Entries from a dataset of interfaces
>>>>
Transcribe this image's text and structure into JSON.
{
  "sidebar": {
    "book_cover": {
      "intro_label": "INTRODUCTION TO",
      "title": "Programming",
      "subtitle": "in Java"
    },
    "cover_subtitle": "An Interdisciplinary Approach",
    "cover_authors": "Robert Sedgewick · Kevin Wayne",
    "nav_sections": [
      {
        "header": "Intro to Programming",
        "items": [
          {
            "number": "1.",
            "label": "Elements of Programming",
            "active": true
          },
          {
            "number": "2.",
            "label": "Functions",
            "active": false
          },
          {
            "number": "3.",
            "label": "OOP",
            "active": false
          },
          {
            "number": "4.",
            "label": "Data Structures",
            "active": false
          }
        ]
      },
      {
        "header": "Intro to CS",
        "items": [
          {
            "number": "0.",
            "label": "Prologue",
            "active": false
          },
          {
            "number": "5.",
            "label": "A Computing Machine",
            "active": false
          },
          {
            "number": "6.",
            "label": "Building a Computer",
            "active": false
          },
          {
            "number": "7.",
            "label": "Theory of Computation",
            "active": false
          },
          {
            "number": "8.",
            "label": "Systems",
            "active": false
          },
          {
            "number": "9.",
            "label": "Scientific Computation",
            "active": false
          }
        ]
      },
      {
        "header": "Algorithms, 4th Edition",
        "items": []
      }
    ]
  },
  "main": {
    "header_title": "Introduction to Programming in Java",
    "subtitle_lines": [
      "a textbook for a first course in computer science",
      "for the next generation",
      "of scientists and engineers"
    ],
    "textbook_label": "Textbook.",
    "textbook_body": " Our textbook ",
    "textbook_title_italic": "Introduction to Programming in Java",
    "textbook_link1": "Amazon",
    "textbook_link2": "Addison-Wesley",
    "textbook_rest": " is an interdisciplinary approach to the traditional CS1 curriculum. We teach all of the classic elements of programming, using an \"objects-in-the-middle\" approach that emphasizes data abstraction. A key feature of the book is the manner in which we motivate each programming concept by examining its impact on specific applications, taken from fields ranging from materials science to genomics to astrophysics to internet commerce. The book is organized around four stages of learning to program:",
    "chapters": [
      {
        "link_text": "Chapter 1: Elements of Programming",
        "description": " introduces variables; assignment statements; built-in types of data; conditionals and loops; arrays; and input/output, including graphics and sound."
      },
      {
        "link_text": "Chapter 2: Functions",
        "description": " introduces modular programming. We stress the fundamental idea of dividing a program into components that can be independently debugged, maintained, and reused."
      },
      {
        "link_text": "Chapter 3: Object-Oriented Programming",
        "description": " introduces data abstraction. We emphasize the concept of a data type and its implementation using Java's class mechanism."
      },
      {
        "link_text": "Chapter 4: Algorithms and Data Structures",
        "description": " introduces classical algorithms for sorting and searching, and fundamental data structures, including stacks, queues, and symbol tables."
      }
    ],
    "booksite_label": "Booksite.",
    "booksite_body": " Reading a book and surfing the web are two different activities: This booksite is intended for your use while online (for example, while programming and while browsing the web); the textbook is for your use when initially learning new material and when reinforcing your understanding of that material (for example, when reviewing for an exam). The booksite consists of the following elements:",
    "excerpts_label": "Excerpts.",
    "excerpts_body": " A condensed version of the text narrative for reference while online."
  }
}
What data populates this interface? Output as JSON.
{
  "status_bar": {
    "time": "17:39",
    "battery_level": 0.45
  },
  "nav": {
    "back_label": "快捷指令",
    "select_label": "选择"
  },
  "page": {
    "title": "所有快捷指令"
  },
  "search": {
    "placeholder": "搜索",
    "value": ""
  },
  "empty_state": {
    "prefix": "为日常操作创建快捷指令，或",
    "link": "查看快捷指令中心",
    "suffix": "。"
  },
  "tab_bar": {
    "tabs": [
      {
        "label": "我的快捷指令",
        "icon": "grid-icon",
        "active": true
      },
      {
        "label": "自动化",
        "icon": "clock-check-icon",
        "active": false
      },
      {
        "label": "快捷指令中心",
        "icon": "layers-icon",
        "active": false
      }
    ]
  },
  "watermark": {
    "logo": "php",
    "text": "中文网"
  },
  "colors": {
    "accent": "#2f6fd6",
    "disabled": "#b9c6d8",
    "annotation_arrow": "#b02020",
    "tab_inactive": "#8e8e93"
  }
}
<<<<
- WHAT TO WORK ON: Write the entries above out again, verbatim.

- ANSWER BOX:
Transcribe this image's text and structure into JSON.
{
  "sidebar": {
    "book_cover": {
      "intro_label": "INTRODUCTION TO",
      "title": "Programming",
      "subtitle": "in Java"
    },
    "cover_subtitle": "An Interdisciplinary Approach",
    "cover_authors": "Robert Sedgewick · Kevin Wayne",
    "nav_sections": [
      {
        "header": "Intro to Programming",
        "items": [
          {
            "number": "1.",
            "label": "Elements of Programming",
            "active": true
          },
          {
            "number": "2.",
            "label": "Functions",
            "active": false
          },
          {
            "number": "3.",
            "label": "OOP",
            "active": false
          },
          {
            "number": "4.",
            "label": "Data Structures",
            "active": false
          }
        ]
      },
      {
        "header": "Intro to CS",
        "items": [
          {
            "number": "0.",
            "label": "Prologue",
            "active": false
          },
          {
            "number": "5.",
            "label": "A Computing Machine",
            "active": false
          },
          {
            "number": "6.",
            "label": "Building a Computer",
            "active": false
          },
          {
            "number": "7.",
            "label": "Theory of Computation",
            "active": false
          },
          {
            "number": "8.",
            "label": "Systems",
            "active": false
          },
          {
            "number": "9.",
            "label": "Scientific Computation",
            "active": false
          }
        ]
      },
      {
        "header": "Algorithms, 4th Edition",
        "items": []
      }
    ]
  },
  "main": {
    "header_title": "Introduction to Programming in Java",
    "subtitle_lines": [
      "a textbook for a first course in computer science",
      "for the next generation",
      "of scientists and engineers"
    ],
    "textbook_label": "Textbook.",
    "textbook_body": " Our textbook ",
    "textbook_title_italic": "Introduction to Programming in Java",
    "textbook_link1": "Amazon",
    "textbook_link2": "Addison-Wesley",
    "textbook_rest": " is an interdisciplinary approach to the traditional CS1 curriculum. We teach all of the classic elements of programming, using an \"objects-in-the-middle\" approach that emphasizes data abstraction. A key feature of the book is the manner in which we motivate each programming concept by examining its impact on specific applications, taken from fields ranging from materials science to genomics to astrophysics to internet commerce. The book is organized around four stages of learning to program:",
    "chapters": [
      {
        "link_text": "Chapter 1: Elements of Programming",
        "description": " introduces variables; assignment statements; built-in types of data; conditionals and loops; arrays; and input/output, including graphics and sound."
      },
      {
        "link_text": "Chapter 2: Functions",
        "description": " introduces modular programming. We stress the fundamental idea of dividing a program into components that can be independently debugged, maintained, and reused."
      },
      {
        "link_text": "Chapter 3: Object-Oriented Programming",
        "description": " introduces data abstraction. We emphasize the concept of a data type and its implementation using Java's class mechanism."
      },
      {
        "link_text": "Chapter 4: Algorithms and Data Structures",
        "description": " introduces classical algorithms for sorting and searching, and fundamental data structures, including stacks, queues, and symbol tables."
      }
    ],
    "booksite_label": "Booksite.",
    "booksite_body": " Reading a book and surfing the web are two different activities: This booksite is intended for your use while online (for example, while programming and while browsing the web); the textbook is for your use when initially learning new material and when reinforcing your understanding of that material (for example, when reviewing for an exam). The booksite consists of the following elements:",
    "excerpts_label": "Excerpts.",
    "excerpts_body": " A condensed version of the text narrative for reference while online."
  }
}
What data populates this interface? Output as JSON.
{
  "status_bar": {
    "time": "17:39",
    "battery_level": 0.45
  },
  "nav": {
    "back_label": "快捷指令",
    "select_label": "选择"
  },
  "page": {
    "title": "所有快捷指令"
  },
  "search": {
    "placeholder": "搜索",
    "value": ""
  },
  "empty_state": {
    "prefix": "为日常操作创建快捷指令，或",
    "link": "查看快捷指令中心",
    "suffix": "。"
  },
  "tab_bar": {
    "tabs": [
      {
        "label": "我的快捷指令",
        "icon": "grid-icon",
        "active": true
      },
      {
        "label": "自动化",
        "icon": "clock-check-icon",
        "active": false
      },
      {
        "label": "快捷指令中心",
        "icon": "layers-icon",
        "active": false
      }
    ]
  },
  "watermark": {
    "logo": "php",
    "text": "中文网"
  },
  "colors": {
    "accent": "#2f6fd6",
    "disabled": "#b9c6d8",
    "annotation_arrow": "#b02020",
    "tab_inactive": "#8e8e93"
  }
}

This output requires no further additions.